“I like how you’re not just going for the one scare,” he continued, “like you’re going for the fear-of-snakes people, the fear-of-statues people, as well as those that are scared of being turned to stone. Good call.”

She hadn’t thought about it like that. But it summed her up completely to be multitasking even in her subconscious. One of the snakes came loose so she flicked it back over her shoulder, the way she’d seen models in commercials do. When they talked about their hair having a mind of its own, only being tamed by a certain shampoo, she sighed. They didn’t know the half of it.

Godzilla tapped his foot in time to the music. His tail remained perfectly still. He started to feel warm, so he loosened his tie. One of Medusa’s snakes found its way onto his shoulder. He turned to look at it more closely; it seemed to be an adder, native to this country and generally well-behaved. Whenever one of the snakes broke free, Medusa felt a lightness that took a few moments to register. After realising what had happened, she swooped the snake back with her hand.

“Sorry about that.”

“No worries. I don’t mind snakes. We’re kind of...kin.” Godzilla laughed as he said this. Medusa took it to mean he was thoroughly immersing himself in his character. She thought she should do the same. She tried to think of something witty to say about turning people into stone, but nothing came to her, so she did what she’d read to do in these situations, which was: turn the conversation back to the other person by asking them questions.

“So, have you destroyed any good bridges lately?”

Godzilla blushed. “Er, no. Not intentionally, anyway.” He let out a nervous laugh. Medusa took this as her cue and giggled. She worried that it sounded a bit forced, but Godzilla didn’t seem to notice.

“And you’re okay out of water?”

“Yeah. I’ve been using that KY-jelly. It’s such a great lubricator.”

She choked on her wine laughing at his repose, and he felt bad for taking the credit when all he’d done was tell the truth. It felt good to be honest, though, for once. Hallowe’en was the one time of the year when he could actually be himself. No having to hide his tail down his trouser leg, no painfully restrictive shoes, no problem discussing his skin problems with people. A good song came on and he started tapping his foot again. He suddenly felt brave.

“Would you like to dance?” he asked.

“Okay. Yeah. I hardly ever get the chance to let my hair down.”

Godzilla guffawed, clapping his hands. “Let your hair down. Brilliant.”

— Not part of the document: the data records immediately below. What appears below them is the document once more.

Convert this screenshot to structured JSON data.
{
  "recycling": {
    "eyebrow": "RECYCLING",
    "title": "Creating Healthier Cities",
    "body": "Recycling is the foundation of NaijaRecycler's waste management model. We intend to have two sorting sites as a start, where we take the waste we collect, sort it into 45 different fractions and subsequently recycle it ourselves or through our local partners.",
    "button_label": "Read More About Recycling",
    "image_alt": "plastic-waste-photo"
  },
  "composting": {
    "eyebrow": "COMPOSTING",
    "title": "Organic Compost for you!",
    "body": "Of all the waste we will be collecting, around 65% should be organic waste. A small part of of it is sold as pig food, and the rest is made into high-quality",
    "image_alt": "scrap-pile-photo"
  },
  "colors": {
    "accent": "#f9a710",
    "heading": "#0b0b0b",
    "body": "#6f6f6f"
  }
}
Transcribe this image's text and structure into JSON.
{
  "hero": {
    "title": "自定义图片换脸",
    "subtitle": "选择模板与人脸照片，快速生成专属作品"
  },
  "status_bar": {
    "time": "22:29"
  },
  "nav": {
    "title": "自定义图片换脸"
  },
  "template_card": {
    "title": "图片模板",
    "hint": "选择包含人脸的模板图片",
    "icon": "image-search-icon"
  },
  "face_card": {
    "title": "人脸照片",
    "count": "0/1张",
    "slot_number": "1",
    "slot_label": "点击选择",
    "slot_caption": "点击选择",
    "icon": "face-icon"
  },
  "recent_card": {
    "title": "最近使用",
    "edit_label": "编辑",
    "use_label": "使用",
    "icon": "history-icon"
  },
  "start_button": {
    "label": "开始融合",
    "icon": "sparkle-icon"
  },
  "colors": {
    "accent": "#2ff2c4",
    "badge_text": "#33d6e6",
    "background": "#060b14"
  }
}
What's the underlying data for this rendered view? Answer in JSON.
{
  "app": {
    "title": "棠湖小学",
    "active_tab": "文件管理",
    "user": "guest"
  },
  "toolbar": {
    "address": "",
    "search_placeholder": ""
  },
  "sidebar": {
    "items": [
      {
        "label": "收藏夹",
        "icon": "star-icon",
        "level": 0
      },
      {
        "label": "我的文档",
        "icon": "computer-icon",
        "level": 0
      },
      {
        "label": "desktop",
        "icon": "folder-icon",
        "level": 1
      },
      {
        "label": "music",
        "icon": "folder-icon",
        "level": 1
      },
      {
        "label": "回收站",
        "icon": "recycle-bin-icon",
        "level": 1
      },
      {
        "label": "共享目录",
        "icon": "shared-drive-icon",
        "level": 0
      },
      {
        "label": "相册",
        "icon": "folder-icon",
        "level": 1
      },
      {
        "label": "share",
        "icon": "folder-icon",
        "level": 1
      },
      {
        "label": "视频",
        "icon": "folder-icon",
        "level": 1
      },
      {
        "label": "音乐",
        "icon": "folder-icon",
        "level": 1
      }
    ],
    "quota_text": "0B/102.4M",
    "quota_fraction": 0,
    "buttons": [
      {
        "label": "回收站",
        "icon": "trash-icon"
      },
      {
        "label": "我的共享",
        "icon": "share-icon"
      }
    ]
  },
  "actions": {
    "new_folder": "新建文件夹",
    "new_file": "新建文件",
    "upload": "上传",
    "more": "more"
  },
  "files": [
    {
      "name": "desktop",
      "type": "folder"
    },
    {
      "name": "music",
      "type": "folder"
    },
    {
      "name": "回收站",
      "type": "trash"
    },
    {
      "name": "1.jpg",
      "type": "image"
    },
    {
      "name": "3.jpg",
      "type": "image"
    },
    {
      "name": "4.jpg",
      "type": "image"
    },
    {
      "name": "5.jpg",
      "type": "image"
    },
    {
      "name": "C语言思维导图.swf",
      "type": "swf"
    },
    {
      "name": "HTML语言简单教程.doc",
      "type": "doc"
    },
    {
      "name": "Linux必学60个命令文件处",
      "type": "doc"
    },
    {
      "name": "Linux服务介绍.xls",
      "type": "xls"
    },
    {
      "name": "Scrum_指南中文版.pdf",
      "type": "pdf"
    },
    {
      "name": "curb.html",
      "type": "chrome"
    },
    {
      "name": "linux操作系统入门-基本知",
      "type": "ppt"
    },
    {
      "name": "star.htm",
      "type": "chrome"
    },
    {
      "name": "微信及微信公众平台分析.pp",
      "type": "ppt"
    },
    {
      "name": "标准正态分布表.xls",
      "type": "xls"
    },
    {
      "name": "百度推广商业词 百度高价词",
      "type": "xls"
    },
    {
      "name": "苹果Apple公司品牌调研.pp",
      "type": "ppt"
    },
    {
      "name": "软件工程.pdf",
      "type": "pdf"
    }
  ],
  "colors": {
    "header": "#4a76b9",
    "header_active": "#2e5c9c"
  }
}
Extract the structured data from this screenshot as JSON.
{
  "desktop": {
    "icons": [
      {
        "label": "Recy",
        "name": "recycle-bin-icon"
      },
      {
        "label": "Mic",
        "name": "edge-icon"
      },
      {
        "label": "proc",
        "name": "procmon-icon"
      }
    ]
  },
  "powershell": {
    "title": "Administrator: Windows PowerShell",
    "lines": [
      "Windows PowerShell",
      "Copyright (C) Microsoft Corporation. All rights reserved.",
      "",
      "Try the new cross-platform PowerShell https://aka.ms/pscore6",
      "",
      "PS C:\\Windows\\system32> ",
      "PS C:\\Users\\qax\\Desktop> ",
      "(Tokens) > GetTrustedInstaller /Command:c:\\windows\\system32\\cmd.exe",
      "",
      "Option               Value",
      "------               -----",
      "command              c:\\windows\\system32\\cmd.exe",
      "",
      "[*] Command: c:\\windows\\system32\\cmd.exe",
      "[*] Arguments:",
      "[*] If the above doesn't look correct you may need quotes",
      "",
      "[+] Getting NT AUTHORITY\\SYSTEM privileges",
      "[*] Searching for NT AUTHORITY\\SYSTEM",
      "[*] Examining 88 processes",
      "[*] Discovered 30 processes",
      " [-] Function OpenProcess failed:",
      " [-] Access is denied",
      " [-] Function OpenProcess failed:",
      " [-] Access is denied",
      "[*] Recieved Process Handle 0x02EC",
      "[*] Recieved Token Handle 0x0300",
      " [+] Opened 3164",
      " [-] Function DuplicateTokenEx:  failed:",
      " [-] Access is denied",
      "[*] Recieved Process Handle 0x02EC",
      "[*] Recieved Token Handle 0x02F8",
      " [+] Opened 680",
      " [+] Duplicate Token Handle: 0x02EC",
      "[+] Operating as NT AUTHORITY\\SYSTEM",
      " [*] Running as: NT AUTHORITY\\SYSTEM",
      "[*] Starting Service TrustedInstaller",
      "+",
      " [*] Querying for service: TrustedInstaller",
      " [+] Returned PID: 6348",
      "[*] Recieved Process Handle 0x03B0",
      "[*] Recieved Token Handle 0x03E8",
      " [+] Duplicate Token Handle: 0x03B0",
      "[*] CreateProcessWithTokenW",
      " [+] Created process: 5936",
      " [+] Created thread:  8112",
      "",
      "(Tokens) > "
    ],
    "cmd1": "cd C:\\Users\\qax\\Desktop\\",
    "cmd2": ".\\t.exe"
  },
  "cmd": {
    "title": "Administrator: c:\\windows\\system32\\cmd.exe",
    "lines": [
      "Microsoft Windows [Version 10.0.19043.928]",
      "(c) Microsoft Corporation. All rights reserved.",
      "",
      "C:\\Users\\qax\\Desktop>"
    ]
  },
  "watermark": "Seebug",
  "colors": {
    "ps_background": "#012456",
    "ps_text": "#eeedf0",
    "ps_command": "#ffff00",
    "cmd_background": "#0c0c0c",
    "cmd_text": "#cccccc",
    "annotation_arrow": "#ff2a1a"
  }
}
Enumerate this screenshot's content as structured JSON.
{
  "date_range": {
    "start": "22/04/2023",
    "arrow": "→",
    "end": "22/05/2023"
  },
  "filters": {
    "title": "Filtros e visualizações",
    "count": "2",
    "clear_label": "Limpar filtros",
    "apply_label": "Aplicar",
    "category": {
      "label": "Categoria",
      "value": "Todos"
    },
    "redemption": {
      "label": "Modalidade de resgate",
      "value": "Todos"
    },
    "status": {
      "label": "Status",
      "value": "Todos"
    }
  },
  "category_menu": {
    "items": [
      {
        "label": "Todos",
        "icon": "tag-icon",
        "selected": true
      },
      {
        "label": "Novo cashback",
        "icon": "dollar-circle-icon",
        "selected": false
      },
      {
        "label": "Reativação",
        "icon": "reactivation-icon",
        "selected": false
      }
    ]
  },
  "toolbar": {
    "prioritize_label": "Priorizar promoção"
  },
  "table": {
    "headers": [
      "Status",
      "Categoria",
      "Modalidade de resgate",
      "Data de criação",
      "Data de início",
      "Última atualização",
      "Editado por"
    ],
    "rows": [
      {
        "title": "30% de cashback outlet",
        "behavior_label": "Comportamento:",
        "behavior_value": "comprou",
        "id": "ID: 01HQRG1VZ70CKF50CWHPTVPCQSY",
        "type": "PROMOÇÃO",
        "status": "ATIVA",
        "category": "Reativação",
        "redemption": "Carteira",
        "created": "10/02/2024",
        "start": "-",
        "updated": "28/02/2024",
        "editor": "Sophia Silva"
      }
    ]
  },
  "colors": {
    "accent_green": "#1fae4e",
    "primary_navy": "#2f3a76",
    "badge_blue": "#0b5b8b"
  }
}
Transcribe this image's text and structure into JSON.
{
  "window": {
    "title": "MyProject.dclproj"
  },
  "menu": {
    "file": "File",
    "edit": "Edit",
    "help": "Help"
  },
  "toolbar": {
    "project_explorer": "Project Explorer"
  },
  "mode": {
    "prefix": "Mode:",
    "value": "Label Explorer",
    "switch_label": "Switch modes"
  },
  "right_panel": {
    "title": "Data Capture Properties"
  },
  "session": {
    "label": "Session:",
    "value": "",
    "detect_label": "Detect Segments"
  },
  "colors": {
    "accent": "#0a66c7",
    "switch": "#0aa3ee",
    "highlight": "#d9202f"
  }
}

It took her a few moments to understand he was complimenting her on her apparent role-playing. She gave him a smile and followed him into the other room, past the Jenga tournament, to where the party was loudest. Facing each other, they began to dance. Timidly at first, and then, on deciding to make the most of their one night of utter freedom, they got lively. They threw lizard shapes and snake shapes and wriggled and slinked and cavorted around the dance-floor. They danced all night, not stopping when Godzilla accidentally knocked the Jenga blocks flying with his tail, oblivious to the fact that everybody else had been turned to stone.

(photo borrowed from here.)